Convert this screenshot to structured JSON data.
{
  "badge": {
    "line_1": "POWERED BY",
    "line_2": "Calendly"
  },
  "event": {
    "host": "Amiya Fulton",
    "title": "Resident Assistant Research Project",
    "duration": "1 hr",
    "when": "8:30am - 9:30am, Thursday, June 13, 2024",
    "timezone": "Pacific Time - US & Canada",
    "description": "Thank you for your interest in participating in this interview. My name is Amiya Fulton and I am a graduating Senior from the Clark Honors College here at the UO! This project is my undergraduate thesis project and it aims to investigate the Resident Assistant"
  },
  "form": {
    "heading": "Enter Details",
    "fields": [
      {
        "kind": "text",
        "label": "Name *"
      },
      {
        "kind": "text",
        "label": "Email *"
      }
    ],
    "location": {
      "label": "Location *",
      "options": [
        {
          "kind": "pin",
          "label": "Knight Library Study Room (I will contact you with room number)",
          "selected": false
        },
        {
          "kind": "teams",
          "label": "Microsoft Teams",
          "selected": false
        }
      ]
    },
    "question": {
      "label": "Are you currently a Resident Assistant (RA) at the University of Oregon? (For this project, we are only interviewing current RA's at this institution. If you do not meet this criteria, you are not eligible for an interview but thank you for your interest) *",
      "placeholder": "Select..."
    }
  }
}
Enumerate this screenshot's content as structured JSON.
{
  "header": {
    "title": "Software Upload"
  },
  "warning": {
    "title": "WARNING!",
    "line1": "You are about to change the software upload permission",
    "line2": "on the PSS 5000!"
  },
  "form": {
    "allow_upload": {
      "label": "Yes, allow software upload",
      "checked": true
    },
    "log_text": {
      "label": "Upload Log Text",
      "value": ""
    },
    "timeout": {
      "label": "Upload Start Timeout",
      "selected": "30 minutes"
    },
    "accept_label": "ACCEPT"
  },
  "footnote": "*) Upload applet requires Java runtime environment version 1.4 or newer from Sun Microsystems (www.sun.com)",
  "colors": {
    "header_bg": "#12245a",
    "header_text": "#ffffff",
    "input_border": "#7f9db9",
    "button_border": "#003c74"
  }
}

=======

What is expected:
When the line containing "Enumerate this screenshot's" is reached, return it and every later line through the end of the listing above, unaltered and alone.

Exercise output:
Enumerate this screenshot's content as structured JSON.
{
  "header": {
    "title": "Software Upload"
  },
  "warning": {
    "title": "WARNING!",
    "line1": "You are about to change the software upload permission",
    "line2": "on the PSS 5000!"
  },
  "form": {
    "allow_upload": {
      "label": "Yes, allow software upload",
      "checked": true
    },
    "log_text": {
      "label": "Upload Log Text",
      "value": ""
    },
    "timeout": {
      "label": "Upload Start Timeout",
      "selected": "30 minutes"
    },
    "accept_label": "ACCEPT"
  },
  "footnote": "*) Upload applet requires Java runtime environment version 1.4 or newer from Sun Microsystems (www.sun.com)",
  "colors": {
    "header_bg": "#12245a",
    "header_text": "#ffffff",
    "input_border": "#7f9db9",
    "button_border": "#003c74"
  }
}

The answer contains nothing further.